((

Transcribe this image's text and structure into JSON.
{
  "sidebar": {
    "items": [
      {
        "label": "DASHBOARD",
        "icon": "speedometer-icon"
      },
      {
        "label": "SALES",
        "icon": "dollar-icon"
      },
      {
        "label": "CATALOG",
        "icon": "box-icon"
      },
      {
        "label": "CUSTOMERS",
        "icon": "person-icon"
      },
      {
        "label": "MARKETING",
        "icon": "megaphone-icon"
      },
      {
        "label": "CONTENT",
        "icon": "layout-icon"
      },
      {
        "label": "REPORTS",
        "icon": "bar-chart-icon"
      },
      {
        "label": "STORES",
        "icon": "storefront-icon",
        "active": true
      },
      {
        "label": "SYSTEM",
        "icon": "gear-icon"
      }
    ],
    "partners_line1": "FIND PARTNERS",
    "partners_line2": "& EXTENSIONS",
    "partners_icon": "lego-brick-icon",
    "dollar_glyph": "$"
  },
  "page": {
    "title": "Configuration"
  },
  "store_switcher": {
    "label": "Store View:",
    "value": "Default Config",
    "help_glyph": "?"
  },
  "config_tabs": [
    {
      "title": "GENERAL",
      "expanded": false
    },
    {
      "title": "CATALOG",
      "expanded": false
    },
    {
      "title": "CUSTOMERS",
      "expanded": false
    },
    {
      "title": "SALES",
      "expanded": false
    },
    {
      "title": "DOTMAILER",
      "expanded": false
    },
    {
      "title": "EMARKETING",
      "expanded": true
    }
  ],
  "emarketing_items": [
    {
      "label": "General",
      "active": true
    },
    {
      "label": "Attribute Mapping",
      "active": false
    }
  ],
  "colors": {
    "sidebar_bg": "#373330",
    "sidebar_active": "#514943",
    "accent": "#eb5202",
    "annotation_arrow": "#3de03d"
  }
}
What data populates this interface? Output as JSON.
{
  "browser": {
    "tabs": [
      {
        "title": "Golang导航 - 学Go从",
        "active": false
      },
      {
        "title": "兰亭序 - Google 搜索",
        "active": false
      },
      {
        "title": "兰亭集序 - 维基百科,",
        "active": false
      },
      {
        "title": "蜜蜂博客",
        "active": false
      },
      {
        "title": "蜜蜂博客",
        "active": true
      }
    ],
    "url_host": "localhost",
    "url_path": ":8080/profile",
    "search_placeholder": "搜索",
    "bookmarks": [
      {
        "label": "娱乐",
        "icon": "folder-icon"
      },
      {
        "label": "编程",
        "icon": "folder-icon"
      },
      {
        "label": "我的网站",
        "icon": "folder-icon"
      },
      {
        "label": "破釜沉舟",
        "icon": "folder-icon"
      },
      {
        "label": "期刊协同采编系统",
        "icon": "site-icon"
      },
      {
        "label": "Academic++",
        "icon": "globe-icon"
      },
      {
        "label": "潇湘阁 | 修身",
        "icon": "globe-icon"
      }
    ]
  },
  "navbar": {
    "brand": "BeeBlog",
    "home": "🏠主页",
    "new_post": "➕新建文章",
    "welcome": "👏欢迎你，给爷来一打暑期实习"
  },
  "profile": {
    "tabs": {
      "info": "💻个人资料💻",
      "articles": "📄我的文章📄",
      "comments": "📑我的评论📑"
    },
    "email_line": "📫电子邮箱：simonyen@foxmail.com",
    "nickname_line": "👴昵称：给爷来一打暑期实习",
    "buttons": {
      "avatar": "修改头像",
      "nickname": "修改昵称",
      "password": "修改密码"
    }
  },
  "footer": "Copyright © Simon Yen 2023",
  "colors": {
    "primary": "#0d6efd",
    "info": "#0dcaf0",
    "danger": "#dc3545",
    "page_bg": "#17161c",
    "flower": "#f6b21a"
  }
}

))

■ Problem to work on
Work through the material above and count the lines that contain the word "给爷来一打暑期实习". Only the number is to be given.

■ Your response
2